This pass also gets you free public transportation during that period. Even if you have lost your senses and plan to rent a car in Italy, you do not want to drive around in Rome for many reasons. Learn the Metro system immediately (it’s pretty simple: only two main lines running essentially northeast to southwest or northwest to southeast with an exchange point in the middle at the main train station) and avoid the bus unless you speak Italian.
3. Pay for Tour Guides
Tour guides are licensed in Italy, and their qualifications are worth the fee.
Not only do you get to skip the long lines of tourists who did not plan ahead, but at least the ones we used were able to provide information that we could not have gotten just reading the signs or even from the audio tours. TripAdvisor is a great place to start finding guides. Our fabulous Florence guide, Chiara Aneillotti, whom I did find through TripAdvisor, was even able to help us find another guide in Venice.
Yes, the guides cost €€€, but even my husband was happy to pay. Most of our tour guides did require euros in cash at the end of the tour, so plan accordingly as you are deciding how much cash to carry with you.
Speaking of carrying euros, our bank only charged $10 for an order of an unlimited amount of euros before we left the US. Many advised using the ATMs in Italy to get euros.
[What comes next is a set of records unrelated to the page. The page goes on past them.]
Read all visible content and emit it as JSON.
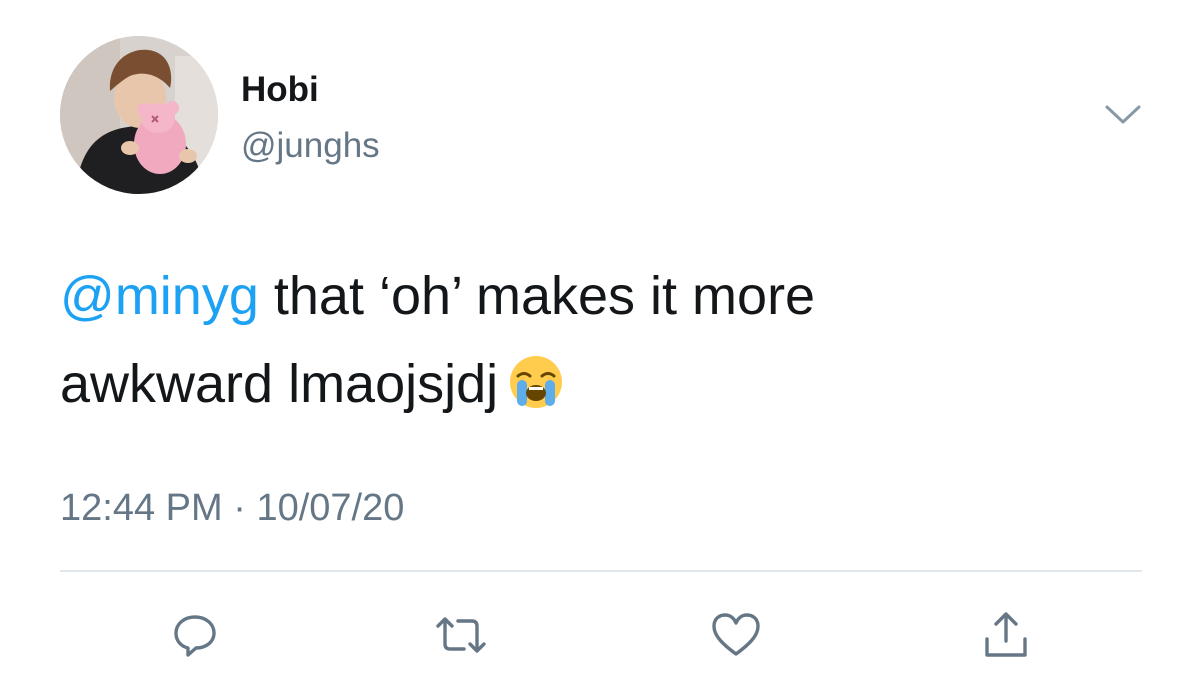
{
  "user": {
    "display_name": "Hobi",
    "handle": "@junghs"
  },
  "tweet": {
    "mention": "@minyg",
    "text_line1": " that ‘oh’ makes it more",
    "text_line2": "awkward lmaojsjdj",
    "emoji": "loudly-crying-face",
    "time": "12:44 PM",
    "separator": " · ",
    "date": "10/07/20"
  },
  "actions": {
    "icons": [
      "reply-icon",
      "retweet-icon",
      "like-icon",
      "share-icon"
    ]
  },
  "colors": {
    "text": "#14171a",
    "secondary": "#657786",
    "link": "#1da1f2",
    "divider": "#e1e8ed"
  }
}
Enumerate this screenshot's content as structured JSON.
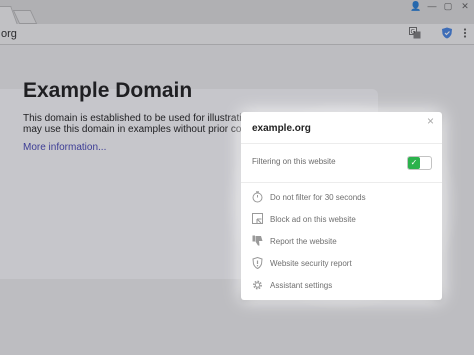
{
  "browser": {
    "url_text": "org",
    "window_controls": {
      "user": "👤",
      "minimize": "—",
      "maximize": "▢",
      "close": "✕"
    },
    "toolbar_icons": [
      "translate-icon",
      "adblock-shield-icon",
      "menu-icon"
    ]
  },
  "page": {
    "title": "Example Domain",
    "description_line1": "This domain is established to be used for illustrative exam",
    "description_line2": "may use this domain in examples without prior coordinat",
    "link_text": "More information..."
  },
  "popup": {
    "domain": "example.org",
    "close_glyph": "×",
    "filtering_label": "Filtering on this website",
    "filtering_enabled": true,
    "toggle_check": "✓",
    "items": [
      {
        "label": "Do not filter for 30 seconds",
        "icon": "timer-icon"
      },
      {
        "label": "Block ad on this website",
        "icon": "block-ad-icon"
      },
      {
        "label": "Report the website",
        "icon": "thumbs-down-icon"
      },
      {
        "label": "Website security report",
        "icon": "shield-icon"
      },
      {
        "label": "Assistant settings",
        "icon": "gear-icon"
      }
    ],
    "accent_color": "#2bb24c"
  }
}
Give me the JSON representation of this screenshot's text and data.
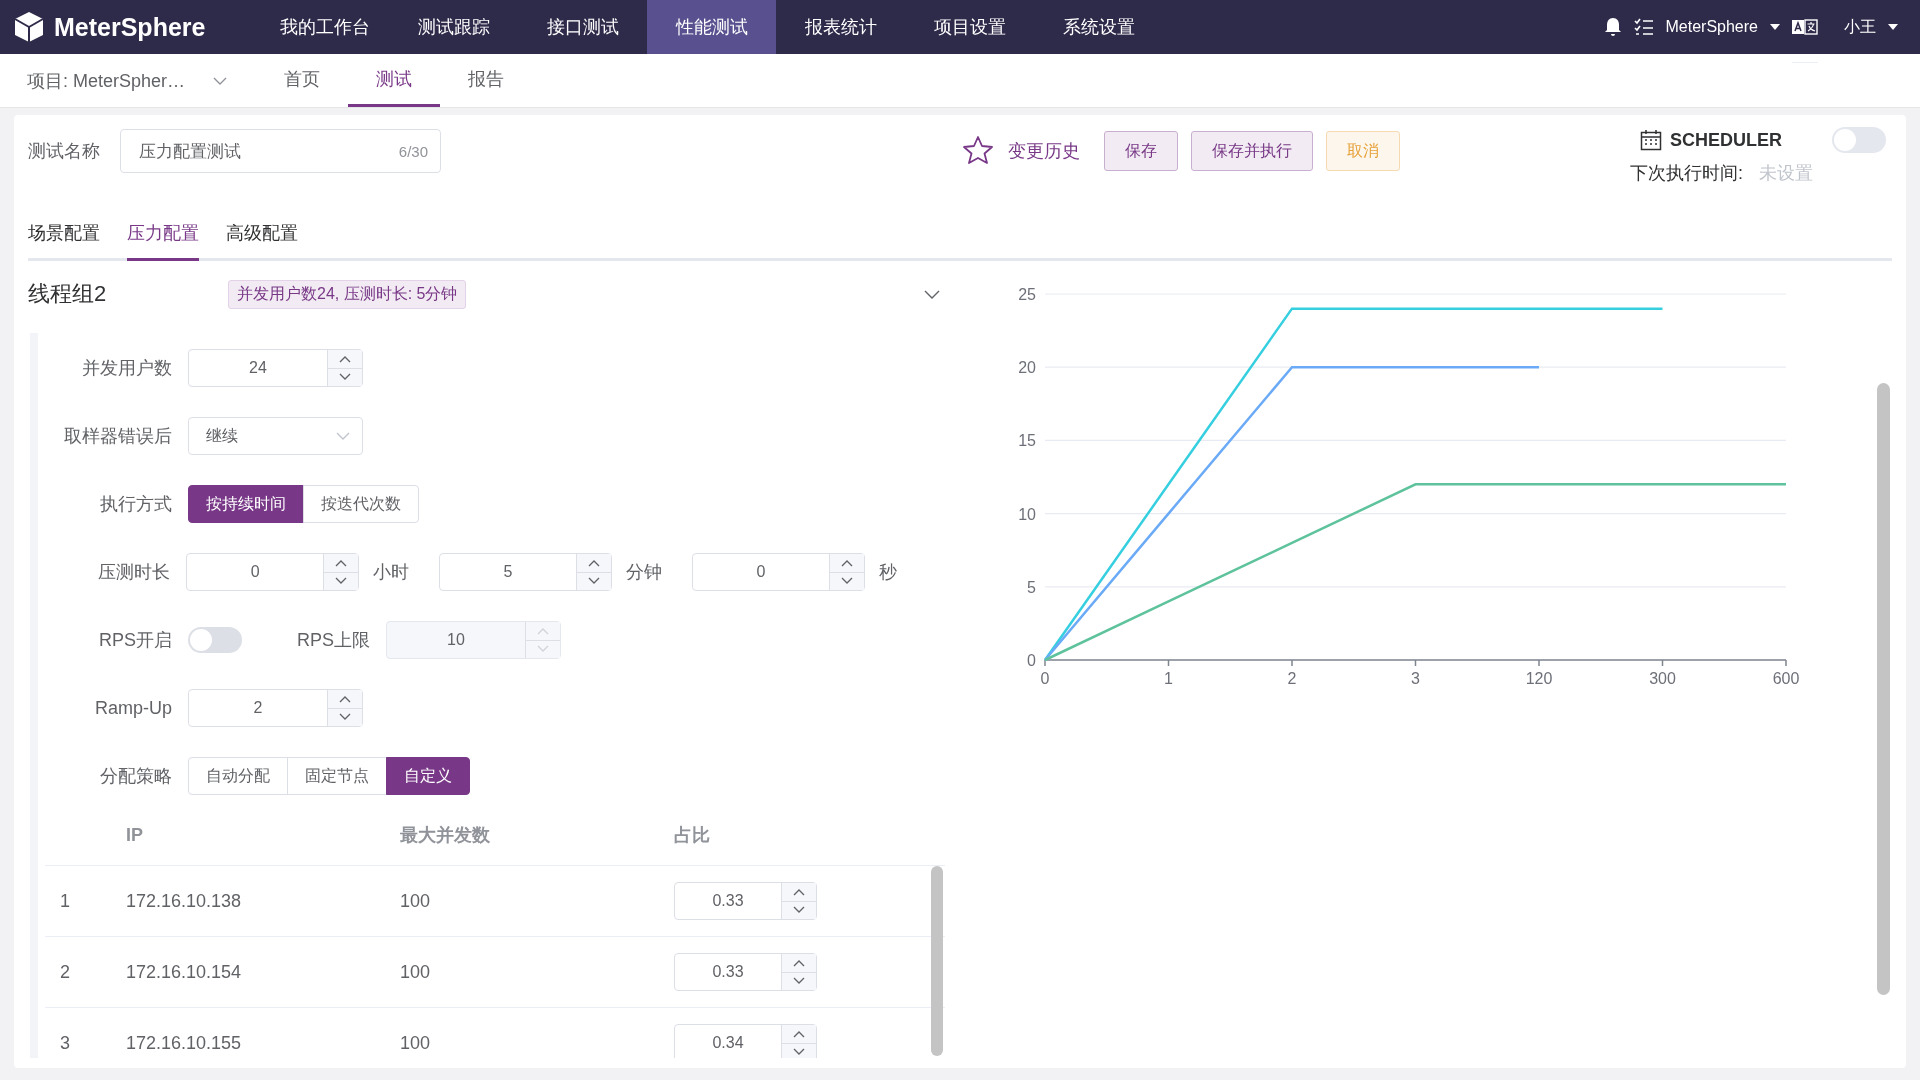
{
  "top_nav": {
    "logo": "MeterSphere",
    "items": [
      {
        "label": "我的工作台",
        "selected": false
      },
      {
        "label": "测试跟踪",
        "selected": false
      },
      {
        "label": "接口测试",
        "selected": false
      },
      {
        "label": "性能测试",
        "selected": true
      },
      {
        "label": "报表统计",
        "selected": false
      },
      {
        "label": "项目设置",
        "selected": false
      },
      {
        "label": "系统设置",
        "selected": false
      }
    ],
    "workspace": "MeterSphere",
    "user": "小王"
  },
  "sub_nav": {
    "project": "项目: MeterSpher…",
    "tabs": [
      {
        "label": "首页",
        "selected": false
      },
      {
        "label": "测试",
        "selected": true
      },
      {
        "label": "报告",
        "selected": false
      }
    ]
  },
  "test": {
    "name_label": "测试名称",
    "name_value": "压力配置测试",
    "name_count": "6/30",
    "history": "变更历史",
    "buttons": [
      {
        "label": "保存",
        "kind": "plain"
      },
      {
        "label": "保存并执行",
        "kind": "plain"
      },
      {
        "label": "取消",
        "kind": "warning"
      }
    ]
  },
  "scheduler": {
    "title": "SCHEDULER",
    "on": false,
    "next_label": "下次执行时间:",
    "next_value": "未设置"
  },
  "config_tabs": [
    {
      "label": "场景配置",
      "selected": false
    },
    {
      "label": "压力配置",
      "selected": true
    },
    {
      "label": "高级配置",
      "selected": false
    }
  ],
  "thread_group": {
    "title": "线程组2",
    "summary": "并发用户数24, 压测时长: 5分钟",
    "concurrency": {
      "label": "并发用户数",
      "value": "24"
    },
    "on_error": {
      "label": "取样器错误后",
      "value": "继续"
    },
    "exec_mode": {
      "label": "执行方式",
      "options": [
        {
          "label": "按持续时间",
          "selected": true
        },
        {
          "label": "按迭代次数",
          "selected": false
        }
      ]
    },
    "duration": {
      "label": "压测时长",
      "parts": [
        {
          "value": "0",
          "unit": "小时"
        },
        {
          "value": "5",
          "unit": "分钟"
        },
        {
          "value": "0",
          "unit": "秒"
        }
      ]
    },
    "rps": {
      "label": "RPS开启",
      "on": false,
      "limit_label": "RPS上限",
      "limit_value": "10",
      "limit_disabled": true
    },
    "ramp_up": {
      "label": "Ramp-Up",
      "value": "2"
    },
    "strategy": {
      "label": "分配策略",
      "options": [
        {
          "label": "自动分配",
          "selected": false
        },
        {
          "label": "固定节点",
          "selected": false
        },
        {
          "label": "自定义",
          "selected": true
        }
      ]
    },
    "nodes": {
      "columns": [
        "IP",
        "最大并发数",
        "占比"
      ],
      "rows": [
        {
          "index": "1",
          "ip": "172.16.10.138",
          "max": "100",
          "ratio": "0.33"
        },
        {
          "index": "2",
          "ip": "172.16.10.154",
          "max": "100",
          "ratio": "0.33"
        },
        {
          "index": "3",
          "ip": "172.16.10.155",
          "max": "100",
          "ratio": "0.34"
        }
      ]
    },
    "chart_data": {
      "type": "line",
      "grid": true,
      "categories": [
        "0",
        "1",
        "2",
        "3",
        "120",
        "300",
        "600"
      ],
      "ylim": [
        0,
        25
      ],
      "yticks": [
        0,
        5,
        10,
        15,
        20,
        25
      ],
      "series": [
        {
          "color": "#36cfe0",
          "values": [
            0,
            12,
            24,
            24,
            24,
            24,
            null
          ]
        },
        {
          "color": "#6aaaf6",
          "values": [
            0,
            10,
            20,
            20,
            20,
            null,
            null
          ]
        },
        {
          "color": "#5ec39c",
          "values": [
            0,
            4,
            8,
            12,
            12,
            12,
            12
          ]
        }
      ]
    }
  }
}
These machines have a daily withdrawal limit of €250 and a service of $10.40 for each withdrawal. While you need to be careful carrying a large amount of cash, you can save transactions fees by planning ahead. We really only needed euros for tour guides and taxis and gelato, but if you plan to do a lot of shopping, paying with euros instead of credit card can save you, too.
2. Pack Small But Don’t Forget Comfortable Shoes
And ballet flats don’t count as comfortable shoes when you spend all day walking on ancient cobblestones. While you want to look decent and you do need to have clothes that cover your knees and shoulders for the Vatican and St. Mark’s Basilica, fashion is not the point of this type of trip. dNz’s number one tip was to pack only a carry-on suitcase. At first I was horrified at the thought, but then I decided to embrace the challenge. My husband had a harder time than I did; he loves bringing lots of shoes. Somehow we managed with just the clothes in our carry-on bags, re-wearing and layering them.
Traveling so lightly recalled memories of backpacking through Europe 31 years prior, and it felt freeing to rediscover these skills and not be weighed down by too many things. I did rely on Woolite Travel Packets, and we were able to run a couple of loads of laundry at Franco’s Friendly Villa. Carrying the smaller suitcases made traveling by train and Metro and especially getting to our hotel in Venice much easier than bulky suitcases would have allowed.
1. Keep Smiling
No matter how much you plan, not everything will be perfect, especially train station toilets. That’s okay. One dead end (or corte in Venice) may lead you to try another path
that leads you to another of the innumerable marvels which fill the Italian landscape. In fact, everyone who knows anything about Venice advises you to just get lost there. Eventually you will find your way to St. Mark’s Piazza or your hotel. The Italians are warm and friendly and will do their best to help a pitiful tourist with a kind smile. Embrace the unexpected: it’s what makes travel such an amazing adventure!